“A publishers’ notice prefixed to each volume states that ‘one thousand copies of this edition have been printed and the type distributed. No more will be published.’ Although some of these works are now easily obtainable in a cheap form, good editions are rare and eagerly sought by those who make any pretence of making a library. Here is an opportunity of securing as choice an edition as can be desired at a comparatively low price, the value of which will be enhanced before long by its scarcity.”
“Prettily printed and prettily illustrated, these attractive volumes deserve their welcome from all students of seventeenth century literature.”
The Daily News.
“The merit for modern readers of these old stories lies partly in their inexhaustible wit, their knowledge of human nature, which never grows stale, and partly in their pictures of the old reckless life of Spain. A typical example of these novels is the fictitious autobiography of Guzman d’Alfarache, the Spanish rogue, written by Matthew Aleman at the beginning of the seventeenth century.”

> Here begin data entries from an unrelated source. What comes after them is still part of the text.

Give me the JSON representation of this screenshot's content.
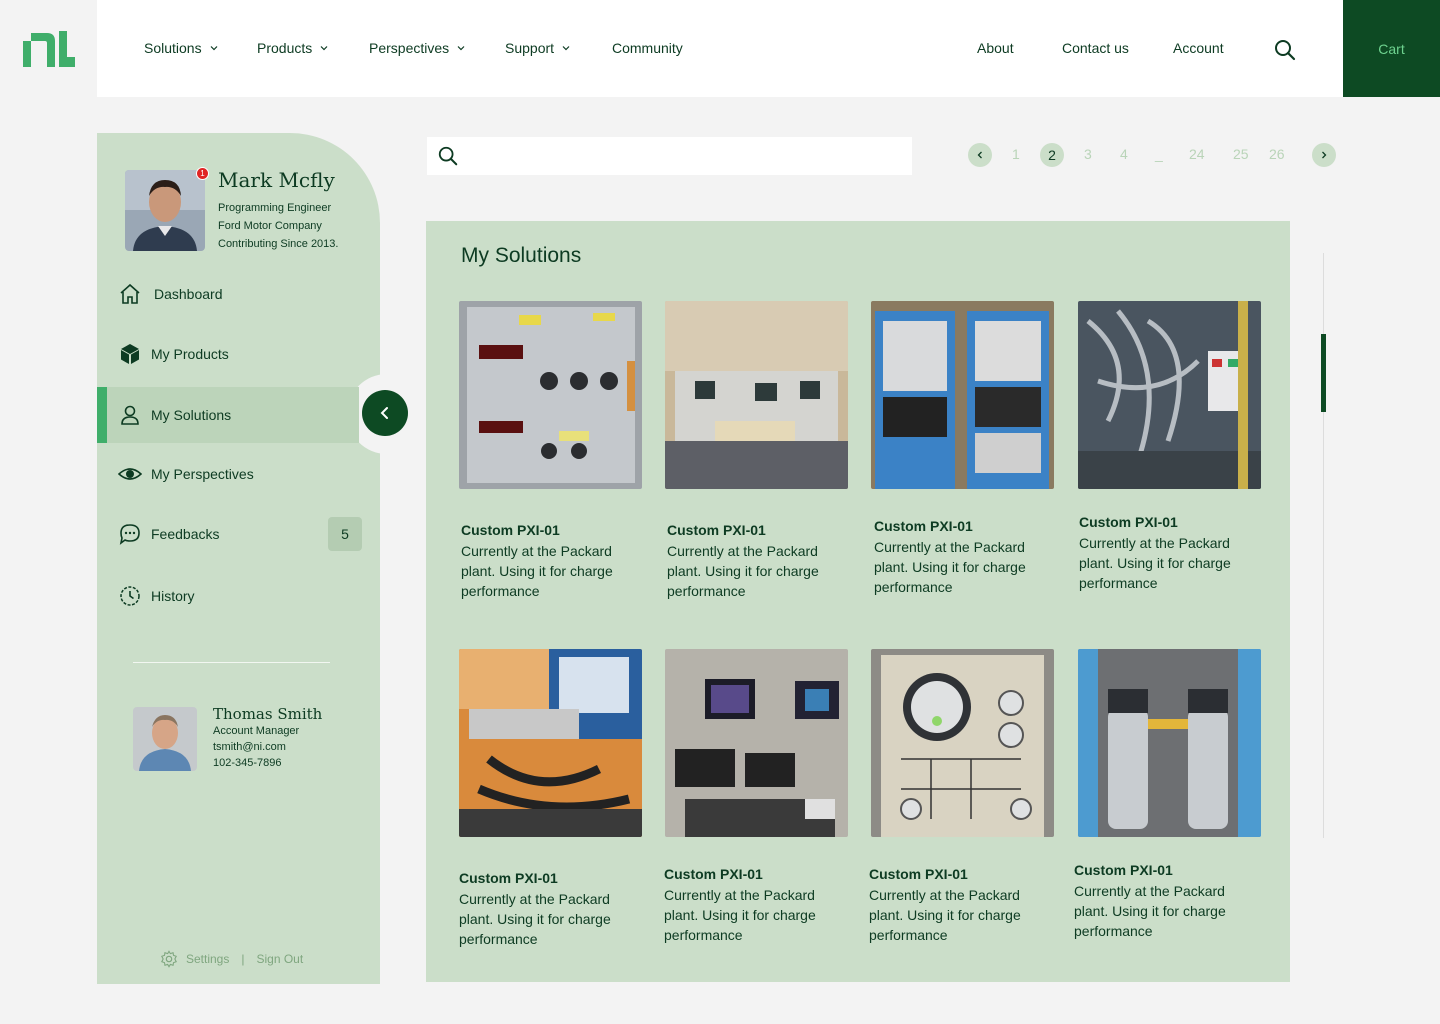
{
  "brand": {
    "logo": "ni-logo",
    "accent": "#0d4a23",
    "light_green": "#cbdec9",
    "bright_green": "#3fae6a"
  },
  "nav": {
    "left": [
      {
        "label": "Solutions",
        "dropdown": true
      },
      {
        "label": "Products",
        "dropdown": true
      },
      {
        "label": "Perspectives",
        "dropdown": true
      },
      {
        "label": "Support",
        "dropdown": true
      },
      {
        "label": "Community",
        "dropdown": false
      }
    ],
    "right": [
      {
        "label": "About"
      },
      {
        "label": "Contact us"
      },
      {
        "label": "Account"
      }
    ],
    "search_icon": "search-icon",
    "cart_label": "Cart"
  },
  "profile": {
    "name": "Mark Mcfly",
    "title": "Programming Engineer",
    "company": "Ford Motor Company",
    "since": "Contributing Since 2013.",
    "notifications": "1"
  },
  "sidebar": {
    "items": [
      {
        "label": "Dashboard",
        "icon": "home-icon"
      },
      {
        "label": "My Products",
        "icon": "box-icon"
      },
      {
        "label": "My Solutions",
        "icon": "user-icon",
        "active": true
      },
      {
        "label": "My Perspectives",
        "icon": "eye-icon"
      },
      {
        "label": "Feedbacks",
        "icon": "chat-icon",
        "badge": "5"
      },
      {
        "label": "History",
        "icon": "clock-icon"
      }
    ],
    "settings_label": "Settings",
    "separator": "|",
    "signout_label": "Sign Out"
  },
  "manager": {
    "name": "Thomas Smith",
    "role": "Account Manager",
    "email": "tsmith@ni.com",
    "phone": "102-345-7896"
  },
  "search": {
    "placeholder": ""
  },
  "pagination": {
    "pages": [
      "1",
      "2",
      "3",
      "4",
      "_",
      "24",
      "25",
      "26"
    ],
    "current": "2"
  },
  "main": {
    "title": "My Solutions",
    "cards": [
      {
        "title": "Custom PXI-01",
        "desc": "Currently at the Packard plant. Using it for charge performance"
      },
      {
        "title": "Custom PXI-01",
        "desc": "Currently at the Packard plant. Using it for charge performance"
      },
      {
        "title": "Custom PXI-01",
        "desc": "Currently at the Packard plant. Using it for charge performance"
      },
      {
        "title": "Custom PXI-01",
        "desc": "Currently at the Packard plant. Using it for charge performance"
      },
      {
        "title": "Custom PXI-01",
        "desc": "Currently at the Packard plant. Using it for charge performance"
      },
      {
        "title": "Custom PXI-01",
        "desc": "Currently at the Packard plant. Using it for charge performance"
      },
      {
        "title": "Custom PXI-01",
        "desc": "Currently at the Packard plant. Using it for charge performance"
      },
      {
        "title": "Custom PXI-01",
        "desc": "Currently at the Packard plant. Using it for charge performance"
      }
    ]
  }
}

“A handy and beautiful edition, in twelve volumes, of the works of the Spanish masters of romance calls for a word of acknowledgment from all who desire to see the lights of foreign literature fitly presented to the notice of English readers. We may say of this edition of the immortal work of Cervantes, that it is most tastefully and admirably executed, and that it is embellished with a series of striking etchings from the pen of the Spanish artist, De Los Rios. . . . Those who have already made acquaintance with these masterpieces of exotic humour will need no encouragement to send them once again to a fountain from which such pure enjoyment is to be derived, and in so acceptable a shape as Messrs. Nimmo & Bain have provided.”

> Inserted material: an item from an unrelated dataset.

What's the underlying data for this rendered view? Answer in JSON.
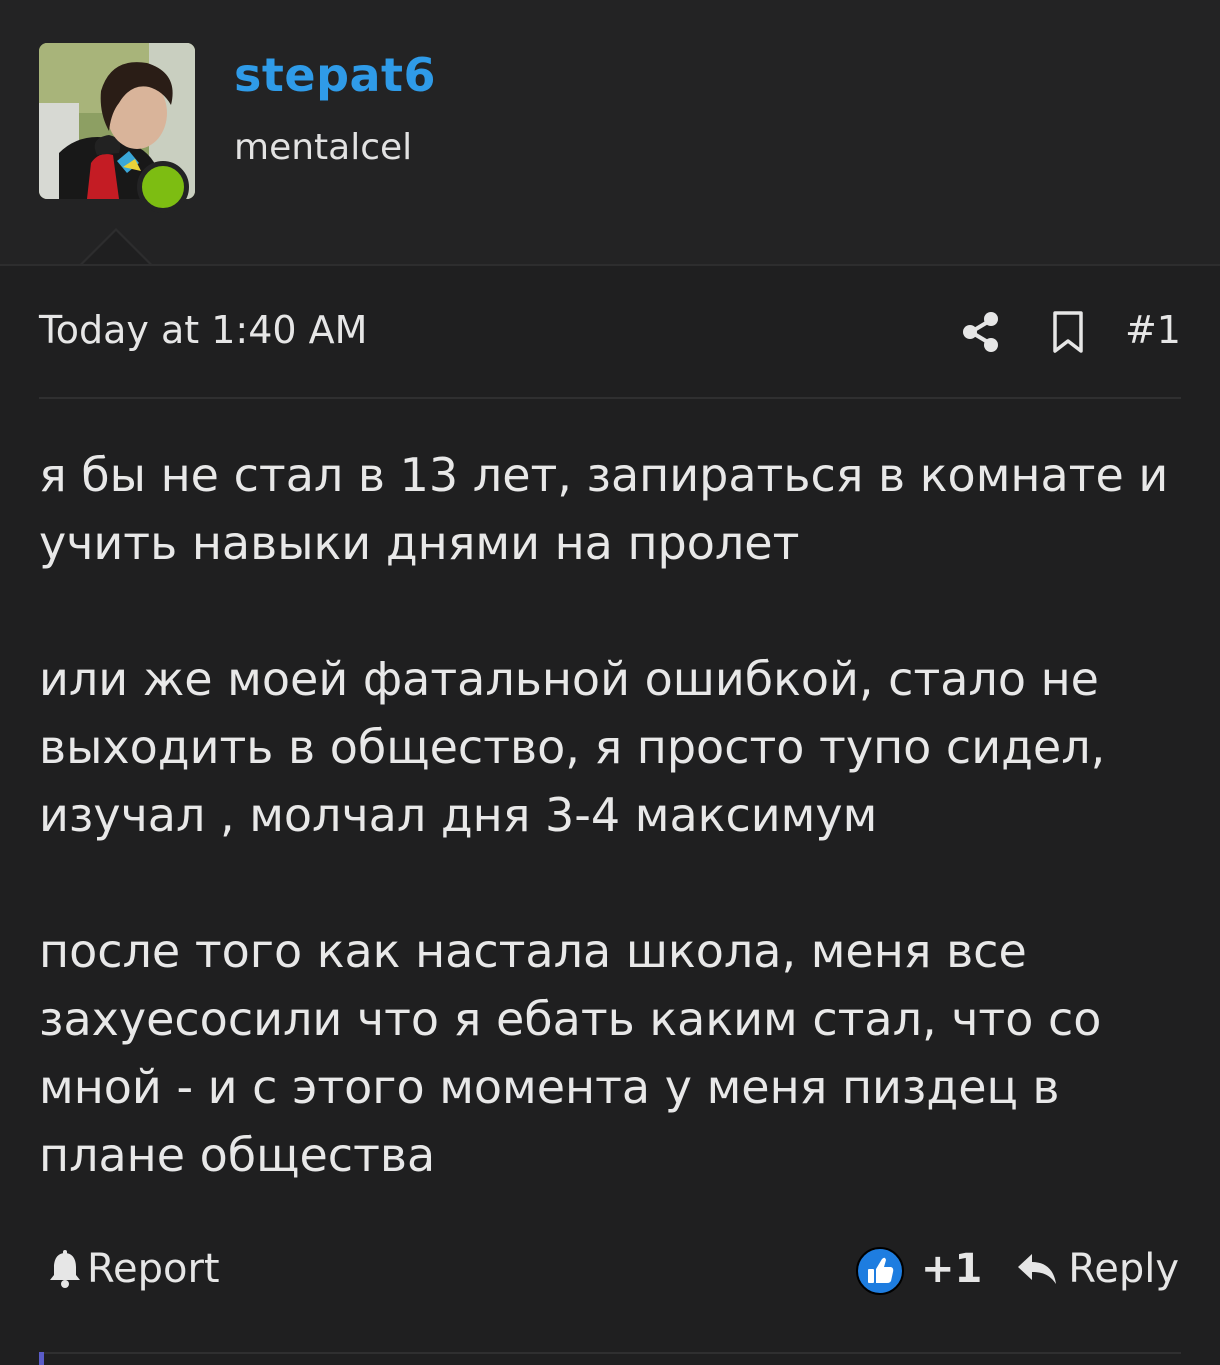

“What man of middle age is there, who has been a reader of books, who does not look back with pleasure to his first acquaintance with ‘Don Quixote’ or the ‘Adventures of Gil Blas’? If he has been a wise man of equal mind, he has gone further afield in these romances, and has made acquaintance with ‘Asmodeus,’ ‘The Bachelor of Salamanca,’ and other works of a like kind. They have been read by many thousands of British readers, and they will be read by many thousands more. . . . What the reading public have reason to congratulate themselves upon is, that so neat, compact, and well-arranged an edition of romances that can never die is put within their reach. The publishers have spared no pains with them. It has already been said that Mr. Saintsbury has written a prefatorial notice of Le Sage; a similar work has been done by other hands in the case of Cervantes. It is satisfactory to find publishers turning their attention to the reproduction, in worthy form, of classic fiction; and the hope may be entertained that in this case the enterprise will meet with merited reward.”
“We notice with warm welcome a new and very handsome illustrated edition of the original ‘Arabian Nights Entertainment,’ the ‘real Simon pure,’ and never have we seen the fascinating companion of our youth more ‘daintily dight.’ Type and paper are both of the finest quality, while M. Lalauze’s graceful and delicate etchings lend an additional charm to the text. ‘The Thousand and One Nights of Schéhérézade’ occupy four goodly volumes, and uniform with them is Beckford’s ‘Vathek’ and Dr. Johnson’s ‘Rasselas’ in one volume.”
J. C. NIMMO & BAIN,
14, KING WILLIAM STREET, STRAND, LONDON, W.C.